At what point will we trust the computer and the algorithm to do an energy and commodity trader’s job? When will we never cross the computer? In other asset classes, including equities and FX, platforms like this already exist. Companies like Jane Street have spent decades building their models and platforms to give them an edge, with some strategies running autonomously.
But commodities trading firms tend to be slightly behind the curve, having been a little behind in the adoption of data within their trading strategies. They cannot rely on Bloomberg and Reuters as a primary data source, and have various datasets need to be corralled to make informed decisions. The data element needs much more investment in physical commodities trading – things like supply and demand don’t just rely on investor sentiment or the launch of a new product. It depends on weather data, crop health, storage and shipping capacity, supply chain integration, asset optimisation, and more.
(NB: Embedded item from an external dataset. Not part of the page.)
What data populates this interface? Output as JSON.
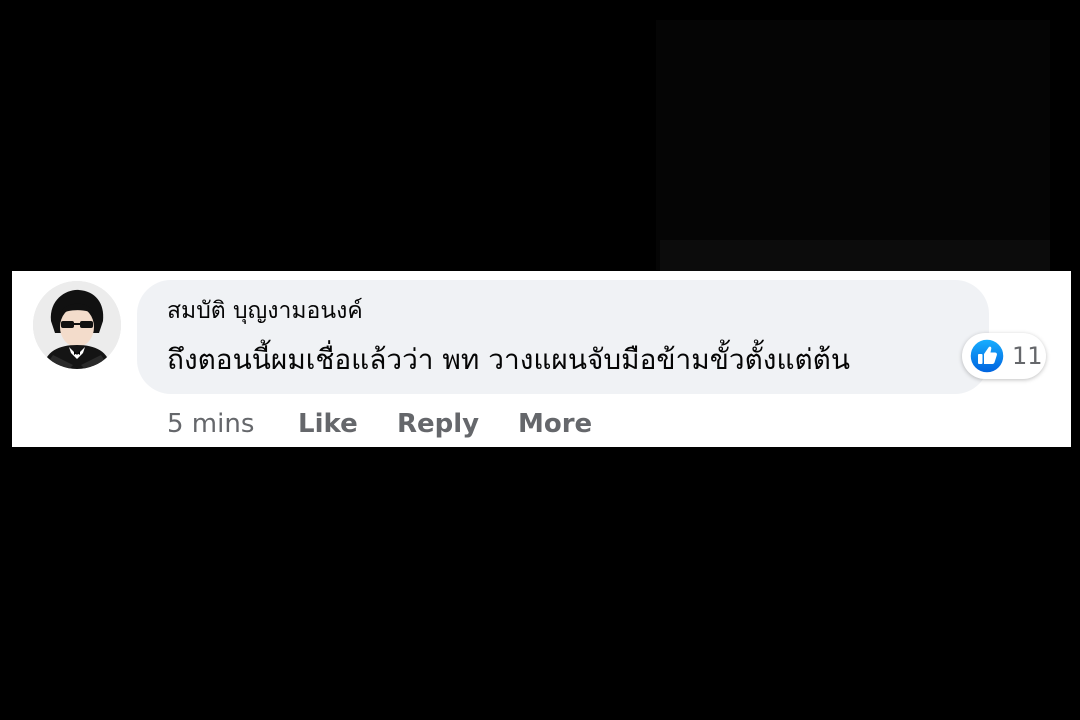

Many firms are already well into their data journey, some at the point where they’ve established best in class data warehouses, data cleansing and ETL pipelines. These are the firms that will be able to set up automated or algorithmic trading teams and do well from it.
The question will be how they move forward with this: what are their strategic aims? Where does the business wish for the team to sit? What is their aim? Who will hold the PnL? How will the technologists be viewed in this team?
- Significant scale-ups of data teams – this is not just data scientists, but also data engineers, ETL engineers, DevOps engineers, platform developers, and more.
- Python, Python, Python: individuals with strong Python skills are in high demand. This doesn’t just mean the basic ability to build a model, but in-depth knowledge of Pandas and NumPy, SciPy, SciKit-Learn for machine learning, etc. In most instances, technologists cannot be Python-only developers, they need an object-orientated processing language to back them up – .NET Core and C++ are still ever popular, with some Java in the space.
- Technologists are more likely to be hired into these new teams, as they have a specific mandate of building out platforms with a specific intent to automate or trade systematically. Traders are variably reassigned from within the business or hired externally, dependent on the pain points of the business.
- Technology first? Normally when hiring a developer, the first conversation they have is about their technical suitability. This isn’t always the case for algorithmic and automated trading teams. The individual’s ability to understand the business domain, or a demonstrated ability to pick it up quickly, as well as their ability to talk to traders and quant analysts, will make them much more suitable to a role in algoithmic/auto trading than the extra 2% on a technical test.
In a trading landscape where a minute can make all the difference, and volatility is abundant, everyone is looking for an edge. Many believe that the hedge funds have had it right – automating trading decisions saves time and makes money – and are looking to replicate this success. No matter which way a firm approaches it – whether they automate or start allowing the machines to ‘make decisions’, the rise of automated, algorithmic, and systematic trading isn’t going anywhere.